May we always remember that we continue to build worlds where our suffering is not the backdrop for a larger story.


“That’s all anybody can do right now. Live. Hold out. Survive. I don’t know whether good times are coming back again. But I know that won’t matter if we don’t survive these times.”

Octavia E. Butler

While on a hike today, I spoke with two folks about how our bodies are shaped by the lands we come from. Our lungs don’t merely acclimate to navigating different elevations, environments and conditions. Some of us are born with those lung stories, and remembering this fact might save our lives.

There are elders on Mauna Kea, a sacred Hawaiian mountain of almost 4,000 meters, who continue to fight against government surveillance and corruption. In the midst of the heavy fight of protecting sacred sites, they also guide newcomers up the mountain, teaching them how to breathe, how to step through the elevation and remember the wisdom of their bodies.

The visitors often experience dizziness, nausea, paranoia, shallow breathing and an accelerated heart rate.
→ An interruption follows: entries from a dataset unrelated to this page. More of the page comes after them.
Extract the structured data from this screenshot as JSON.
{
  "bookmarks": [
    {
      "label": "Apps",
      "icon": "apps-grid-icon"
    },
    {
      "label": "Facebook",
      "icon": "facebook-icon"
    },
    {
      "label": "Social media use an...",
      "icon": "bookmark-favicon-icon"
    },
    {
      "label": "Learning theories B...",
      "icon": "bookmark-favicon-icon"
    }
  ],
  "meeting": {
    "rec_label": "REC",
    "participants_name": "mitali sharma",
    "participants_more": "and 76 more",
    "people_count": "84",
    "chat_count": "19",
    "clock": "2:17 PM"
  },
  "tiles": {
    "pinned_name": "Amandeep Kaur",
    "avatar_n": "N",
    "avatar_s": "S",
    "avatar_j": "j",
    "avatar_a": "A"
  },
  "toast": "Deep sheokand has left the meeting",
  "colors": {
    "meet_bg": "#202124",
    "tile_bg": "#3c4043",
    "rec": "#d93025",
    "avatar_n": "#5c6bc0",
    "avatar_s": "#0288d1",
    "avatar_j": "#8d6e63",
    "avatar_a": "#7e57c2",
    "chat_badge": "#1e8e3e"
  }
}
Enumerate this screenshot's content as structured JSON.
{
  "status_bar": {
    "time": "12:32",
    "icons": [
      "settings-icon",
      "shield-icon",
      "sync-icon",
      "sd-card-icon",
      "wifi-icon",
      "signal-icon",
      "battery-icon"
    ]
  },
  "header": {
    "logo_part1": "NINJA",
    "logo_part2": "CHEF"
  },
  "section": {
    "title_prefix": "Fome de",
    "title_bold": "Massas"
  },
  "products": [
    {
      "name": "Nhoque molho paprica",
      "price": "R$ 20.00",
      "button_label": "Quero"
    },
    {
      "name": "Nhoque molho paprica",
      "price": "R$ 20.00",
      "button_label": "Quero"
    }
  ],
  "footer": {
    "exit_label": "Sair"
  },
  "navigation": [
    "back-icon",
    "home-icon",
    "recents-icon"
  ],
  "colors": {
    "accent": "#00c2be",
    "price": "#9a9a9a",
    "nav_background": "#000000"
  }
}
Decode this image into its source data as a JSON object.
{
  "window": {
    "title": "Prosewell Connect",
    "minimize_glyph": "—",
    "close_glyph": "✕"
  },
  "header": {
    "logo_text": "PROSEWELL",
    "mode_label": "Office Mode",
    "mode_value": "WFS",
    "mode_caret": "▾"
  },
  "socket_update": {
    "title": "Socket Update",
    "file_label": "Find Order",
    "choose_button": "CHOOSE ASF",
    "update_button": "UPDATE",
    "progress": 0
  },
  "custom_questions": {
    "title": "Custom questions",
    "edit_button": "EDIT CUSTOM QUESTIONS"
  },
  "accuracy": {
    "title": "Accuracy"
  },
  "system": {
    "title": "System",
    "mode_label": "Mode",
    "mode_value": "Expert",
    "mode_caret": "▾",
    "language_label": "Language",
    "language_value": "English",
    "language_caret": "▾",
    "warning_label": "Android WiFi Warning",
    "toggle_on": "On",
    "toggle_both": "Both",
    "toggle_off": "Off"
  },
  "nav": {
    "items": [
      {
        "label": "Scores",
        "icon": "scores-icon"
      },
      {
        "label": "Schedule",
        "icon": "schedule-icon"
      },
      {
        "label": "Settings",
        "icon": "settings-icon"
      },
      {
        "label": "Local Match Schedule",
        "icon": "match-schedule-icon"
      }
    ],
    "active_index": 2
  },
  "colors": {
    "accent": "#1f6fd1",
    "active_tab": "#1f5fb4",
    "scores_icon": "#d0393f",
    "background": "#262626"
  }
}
The elders talk them through it, often supporting six or more people at a time on top of managing their own needs and safety. 

Sherpas, a native ethnic group of Nepal and the Himalayas, also act as guardians and guides on Mount Everest. They are expert climbers who have saved the lives of visitors on their land. The Masai, Chagga, Hadzabe, Ik and Umbo hold centuries of generational knowledge around land, elevation, and climbing. They are only a portion of tribes all over the African continent that continue these traditions, monitoring the traffic and safety of foreigners coming into the lands they’ve been tasked to protect. 

But more than that, these folks ensure their communities are safe and intact. They regularly challenge and adjust themselves towards the fight ahead without forgetting where they come from.

While I don’t live near any of the places I mention, I believe in these global love practices that exist beyond geolocation and time. I believe in the ways they hold and determine community. I believe with every part of me, that these knowledges are what have held us in the bleakest of times, when our histories are erased, attacked, re-packaged and/or re-imagined.

The systems, institutions and protocols of capitalism threaten our connections and memories by attempting to redistribute narratives that serve only the most privileged amongst us. We are shown time and time again, that with a flip of their wands, providing better and more sustainable conditions would be no sweat off their brow. And yet, here we are. 

Though workplaces, institutions, and financial sectors have told us that halting and/or erasing debts would totally dismantle the market, yesterday the Italian government announced that they would suspend mortgage payments until the coronavirus crisis has been resolved. Non-profits have also historically discouraged employees’ working from home under the guise that it disrupts work culture, camaraderie, and productivity. This is especially true (and more prevalent) when students/ employees/ volunteers are disabled, Black, and/or poor. 

What we know and have always known is the power to pause our debts, from student loans, to parking tickets, to foreclosures, to rent and health care has always been possible. And yet, the systemic barriers that ensure it doesn’t happen are intentional, relegated and static.

While videos of customers fighting for supplies are going viral, employers are rationing cleaning and sanitary supplies that would help protect their employees against contamination and ensure a level of safety for its customers. Capitalism isn’t smart or strategic in the ways that it should be. And it is especially harmful in ways it should not.

When I went to the grocery store today, the cashier told me that she’d been asking customers if she could use some of their hand sanitizer. Management at the store hadn’t distributed any cleaning products to them and she was both worried that she might catch something and concerned that she can’t afford time off. I gave her hand sanitizer that the company she worked for should’ve already distributed to its employees. We exchanged numbers so that I can reach out to folks to get more supplies to her and others.

Detroit and Flint are restoring water to households that cannot pay their bills in an attempt to combat the coronavirus. But why were the water crises not enough to begin with? Why were self quarantines discouraged until able bodied folks were diagnosed with COVID-19?

Yesterday, the Republican Senate blocked a GOP bill for Emergency Paid Sick Leave. I’m not surprised. There are always opportunities to profit from disaster.

I take comfort in knowing however, that Black, brown and indigenous communities have been most impacted by and most prepared for social, economic and material collapse. Though the government has been ignoring the conditions they’ve created that impact us on a daily basis, we know how to protect and stay connected to our folks. 

We remind each other that we are not alone. We all know how to show up for each other in times of terror, even as capitalism does its best to ensure that we never have the time to do so and that we remain forgetful. We do not rest our survival and hopes on systems intent on our subjugation. We refuse those conditions and offer something more.

The training and knowledge of the fight ahead is already in our bones. They aren’t the only parts of us that deserve to survive. Today I’m holding the capacity for joy, splendor, play and pleasure that our folks have always had. And willing those to survive in our past, present and futures.

May we always bring food. May we always show up. May we always remember that we continue to build worlds where our suffering is not the backdrop for a larger story.